“We expect from others, as they expect from us, that they respect our cultural specifics and religious references, and not to seek to impose concepts or cultures that are unacceptable to us," said Morsi, a former leader of the Muslim Brotherhood.

On Tuesday, Obama laid out a lengthy defense of the right of free speech as a universal value. But Morsi and other leaders signaled that such a right could only go so far.

So, in other words, Morsi doesn’t “respect freedom of expression”, at least not when it makes some people clutch at their pearls. And what’s with that nonsense about “impos[ing] concepts or cultures” on anyone? President Obama’s speech was hardly an attempt to force other nations to adopt the United States’s approach to free speech protections, but rather a declaration of a universal standard that others ought to try to emulate if they actually do give a damn about freedom. Evidently, it’s only too obvious that most of them don’t, especially those who try to spin their calls for censorship into an ode to free expression.

President Abed Rabbu Mansour Hadi of Yemen
Pres. Abed Rabbu Mansour Hadi of Yemen

And the Yemeni President is just as bad:

President Abed Rabbu Mansour Hadi of Yemen opened his speech on Wednesday by demanding curbs on freedom of speech that insults religion.

“These behaviors find people who defend them under the justification of the freedom of expression," he said. “These people overlook the fact that there should be limits for the freedom of expression, especially if such freedom blasphemes the beliefs of nations and defames their figures."

No. No, no, no and fucking no. Stop treating religion like some sacred cow; it produces enough of its own as it is. Religion is merely another topic of conversation, and it is no more immune to criticism than are politics, sports, or the quality of daytime TV programming. The fact that someone believes in one form of archaic dogma or another does not make them, or their beliefs, worthy of deference. Respect is never a given; it can only be earned, and there is absolutely nothing about religion that is worthy of any kind of respect whatsoever. The fact that some people may be inspired by their faith to do good makes them worthy of kudos, not whatever superstitious claptrap they believe in.

Look, I understand the graveness of the situation, when people are being hurt and killed purportedly as a result of some fetid slab of brainless propaganda that some lying asshole put on the Internet. And as a pragmatic utilitarian, I fully accept that some ideals must sometimes be compromised in order to achieve any kind of actual progress (for example, why I support half-measures like civil unions for same-sex couples when the ideal like actual gay marriage just isn’t yet feasible). But there is always a line, even if it’s more or less evident in the muck of realpolitik. And there is no more frighteningly clear a lesson taught to us by history than the danger posed by starting down the path of restricting people’s most fundamental civil or human rights in the name of security, no matter how benign one’s intentions may be. It simply never leads to anywhere favorable.

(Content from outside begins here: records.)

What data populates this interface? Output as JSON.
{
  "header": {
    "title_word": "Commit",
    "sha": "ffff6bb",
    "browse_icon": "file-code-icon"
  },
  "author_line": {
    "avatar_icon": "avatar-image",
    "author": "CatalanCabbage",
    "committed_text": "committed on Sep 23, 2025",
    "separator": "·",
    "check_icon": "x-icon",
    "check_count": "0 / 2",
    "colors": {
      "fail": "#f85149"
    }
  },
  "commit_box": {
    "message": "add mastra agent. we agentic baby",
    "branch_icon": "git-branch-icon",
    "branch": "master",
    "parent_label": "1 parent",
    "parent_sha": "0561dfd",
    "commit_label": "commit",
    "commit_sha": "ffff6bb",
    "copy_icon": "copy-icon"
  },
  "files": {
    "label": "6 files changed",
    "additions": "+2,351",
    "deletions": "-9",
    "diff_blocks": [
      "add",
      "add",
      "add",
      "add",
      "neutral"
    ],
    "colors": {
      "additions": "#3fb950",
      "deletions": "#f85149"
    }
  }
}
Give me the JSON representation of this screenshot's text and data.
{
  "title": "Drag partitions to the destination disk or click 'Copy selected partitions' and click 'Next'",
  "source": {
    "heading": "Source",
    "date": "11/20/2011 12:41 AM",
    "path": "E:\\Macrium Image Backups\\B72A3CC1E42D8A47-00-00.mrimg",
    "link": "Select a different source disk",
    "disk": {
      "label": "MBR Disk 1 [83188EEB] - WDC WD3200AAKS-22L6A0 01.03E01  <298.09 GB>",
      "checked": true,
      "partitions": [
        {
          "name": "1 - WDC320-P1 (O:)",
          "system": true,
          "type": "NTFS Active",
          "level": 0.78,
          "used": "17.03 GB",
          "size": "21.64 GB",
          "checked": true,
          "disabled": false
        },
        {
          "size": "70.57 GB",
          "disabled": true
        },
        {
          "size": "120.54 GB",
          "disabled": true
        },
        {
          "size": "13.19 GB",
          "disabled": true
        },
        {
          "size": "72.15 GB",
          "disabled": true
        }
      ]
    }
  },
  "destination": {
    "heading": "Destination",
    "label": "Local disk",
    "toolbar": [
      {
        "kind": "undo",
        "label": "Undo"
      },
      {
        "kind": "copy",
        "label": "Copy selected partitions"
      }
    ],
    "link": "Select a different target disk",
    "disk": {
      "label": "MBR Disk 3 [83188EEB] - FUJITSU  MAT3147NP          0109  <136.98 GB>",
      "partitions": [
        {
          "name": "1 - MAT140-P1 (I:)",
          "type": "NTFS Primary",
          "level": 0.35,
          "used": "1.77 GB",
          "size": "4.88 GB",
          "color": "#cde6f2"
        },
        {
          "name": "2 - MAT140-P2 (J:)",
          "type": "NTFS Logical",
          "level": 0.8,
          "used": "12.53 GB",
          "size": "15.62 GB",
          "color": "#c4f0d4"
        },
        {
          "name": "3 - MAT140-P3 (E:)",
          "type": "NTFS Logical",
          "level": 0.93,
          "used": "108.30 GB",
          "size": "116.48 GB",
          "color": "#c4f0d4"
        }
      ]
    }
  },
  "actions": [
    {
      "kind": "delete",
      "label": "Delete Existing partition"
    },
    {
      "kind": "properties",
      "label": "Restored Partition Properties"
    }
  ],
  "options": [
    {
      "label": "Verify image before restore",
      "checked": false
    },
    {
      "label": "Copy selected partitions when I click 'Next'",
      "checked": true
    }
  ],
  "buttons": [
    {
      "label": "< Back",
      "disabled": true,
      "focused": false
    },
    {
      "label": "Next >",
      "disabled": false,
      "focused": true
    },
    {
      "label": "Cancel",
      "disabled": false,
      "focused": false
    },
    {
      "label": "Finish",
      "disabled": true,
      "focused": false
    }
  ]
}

Blasphemy is a human right. One would think that the first-ever democratically elected leaders of nations that are perpetually ridden with religious strife would be in a better position than virtually anyone else to understand that.

(via @rdfrs)